Concert Review: Whitechapel at Mr. Smalls Theatre, Millvale, PA (Oct. 28)

Don’t you hate it when the band you leave the house to see isn’t the headliner? 

You pay for the bigger act just to catch a shorter set with second rate set design and a crowd with only half its heart into it. But despite all those inherent drawbacks, Knoxville quintet Whitechapel played a tight and versatile supporting set at Mr. Smalls Theatre on Monday that was as formidable as it was sincere, featuring a good portion of the band’s career-best seventh album The Valley.

The Valley, released back in March, saw Whitechapel modifying its earlier deathcore sound into a brand of more melodic death metal with some tracks verging on alternative rock, such as the cleanly sung, despairing “Hickory Creek.” Lead singer Phil Bozeman’s emotionally-wrought vocal delivery of “Hickory Creek” gave the show its most soulful moment, and completely without the support of blast-beat drums or gnawing guitar riffs.

But, there was no shortage of Whitechapel’s crushing instrumentals and dismal lyrics.

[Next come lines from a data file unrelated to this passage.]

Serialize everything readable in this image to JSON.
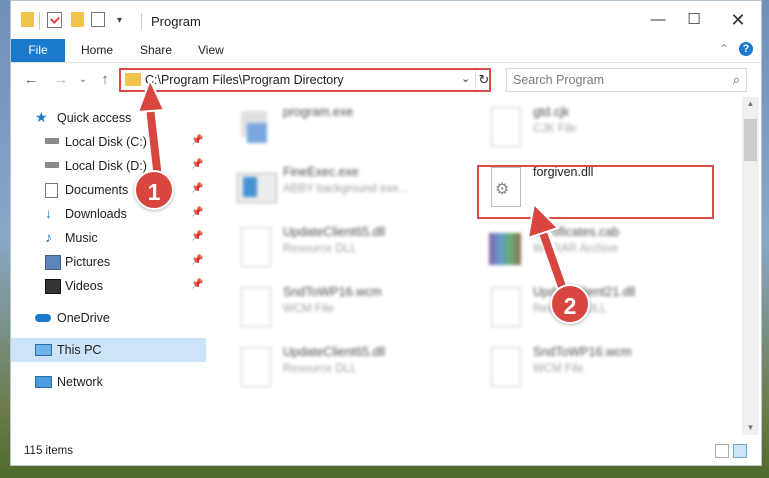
{
  "window": {
    "title": "Program"
  },
  "ribbon": {
    "tabs": [
      "File",
      "Home",
      "Share",
      "View"
    ],
    "help_icon": "?",
    "collapse_icon": "^"
  },
  "nav": {
    "back": "←",
    "forward": "→",
    "up": "↑",
    "recent": "⌄"
  },
  "address": {
    "path": "C:\\Program Files\\Program Directory"
  },
  "search": {
    "placeholder": "Search Program"
  },
  "sidebar": {
    "items": [
      {
        "label": "Quick access",
        "icon": "star-icon",
        "pinned": false
      },
      {
        "label": "Local Disk (C:)",
        "icon": "drive-icon",
        "pinned": true
      },
      {
        "label": "Local Disk (D:)",
        "icon": "drive-icon",
        "pinned": true
      },
      {
        "label": "Documents",
        "icon": "documents-icon",
        "pinned": true
      },
      {
        "label": "Downloads",
        "icon": "download-icon",
        "pinned": true
      },
      {
        "label": "Music",
        "icon": "music-icon",
        "pinned": true
      },
      {
        "label": "Pictures",
        "icon": "pictures-icon",
        "pinned": true
      },
      {
        "label": "Videos",
        "icon": "videos-icon",
        "pinned": true
      },
      {
        "label": "OneDrive",
        "icon": "cloud-icon",
        "pinned": false
      },
      {
        "label": "This PC",
        "icon": "pc-icon",
        "pinned": false
      },
      {
        "label": "Network",
        "icon": "network-icon",
        "pinned": false
      }
    ]
  },
  "files": [
    {
      "name": "program.exe",
      "type": ""
    },
    {
      "name": "gtd.cjk",
      "type": "CJK File"
    },
    {
      "name": "FineExec.exe",
      "type": "ABBY background exe..."
    },
    {
      "name": "forgiven.dll",
      "type": ""
    },
    {
      "name": "UpdateClient65.dll",
      "type": "Resource DLL"
    },
    {
      "name": "Certificates.cab",
      "type": "WinRAR Archive"
    },
    {
      "name": "SndToWP16.wcm",
      "type": "WCM File"
    },
    {
      "name": "UpdateClient21.dll",
      "type": "Resource DLL"
    },
    {
      "name": "UpdateClient65.dll",
      "type": "Resource DLL"
    },
    {
      "name": "SndToWP16.wcm",
      "type": "WCM File"
    }
  ],
  "status": {
    "items": "115 items"
  },
  "callouts": {
    "one": "1",
    "two": "2"
  },
  "colors": {
    "accent": "#1979ca",
    "highlight": "#e04848",
    "selected": "#cce4f7"
  }
}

The three guitarists, bassist and touring drummer had no trouble inciting a mosh pit. Among the highlights of the set were the opener “Forgiveness is Weakness,” “Hickory Creek,” “The Saw Is the Law,” the downright evil “When a Demon Defiles a Witch” and the stomping “Black Bear.” Bozeman made sure to enunciate his singing, unlike other bands on the bill, so that every syllable could be felt by the audience, such as “Black Bear”’s powerful chorus “As I lay me down to sleep/I pray the Lord to put me six feet deep.”

Playing on the altar of a former church with balconies of concertgoers looking down, one could only feel that Whitechapel presented a work of art as personal and traumatic as The Valley in a properly reverential setting and tone. The band members took their music as seriously as the people who came to see them and sounded genuinely gracious when speaking to the audience, unlike the lead singer of the main act who kept asking the crowd if they were horny, which was weird and off-putting. 

But, to the credit of Atreyu, the band did put the show together for the group’s 20th Anniversary Tour. And songs from 2007’s Lead Sails Paper Anchors such as “Becoming the Bull,” “Falling Down” and “Blow” lit up the room while the band’s new song “House of Gold” added a dynamic element to its marathon 20 song set.

After the show, my ears ringing, I overheard a conversation where a person was listing off all of the songs from The Valley that he had seen Whitechapel perform. “The only ones left are ‘Lovelace,’ ‘Doom Woods’ and ‘We Are One.’” The comment made me wish the band could’ve had more time to bring The Valley’s ferocious energy to life so I could complete my own collection of its songs. Watching the show made Whitechapel one of the only bands I would see twice on the same tour cycle, and of those, definitely the only that plays metal at the moment.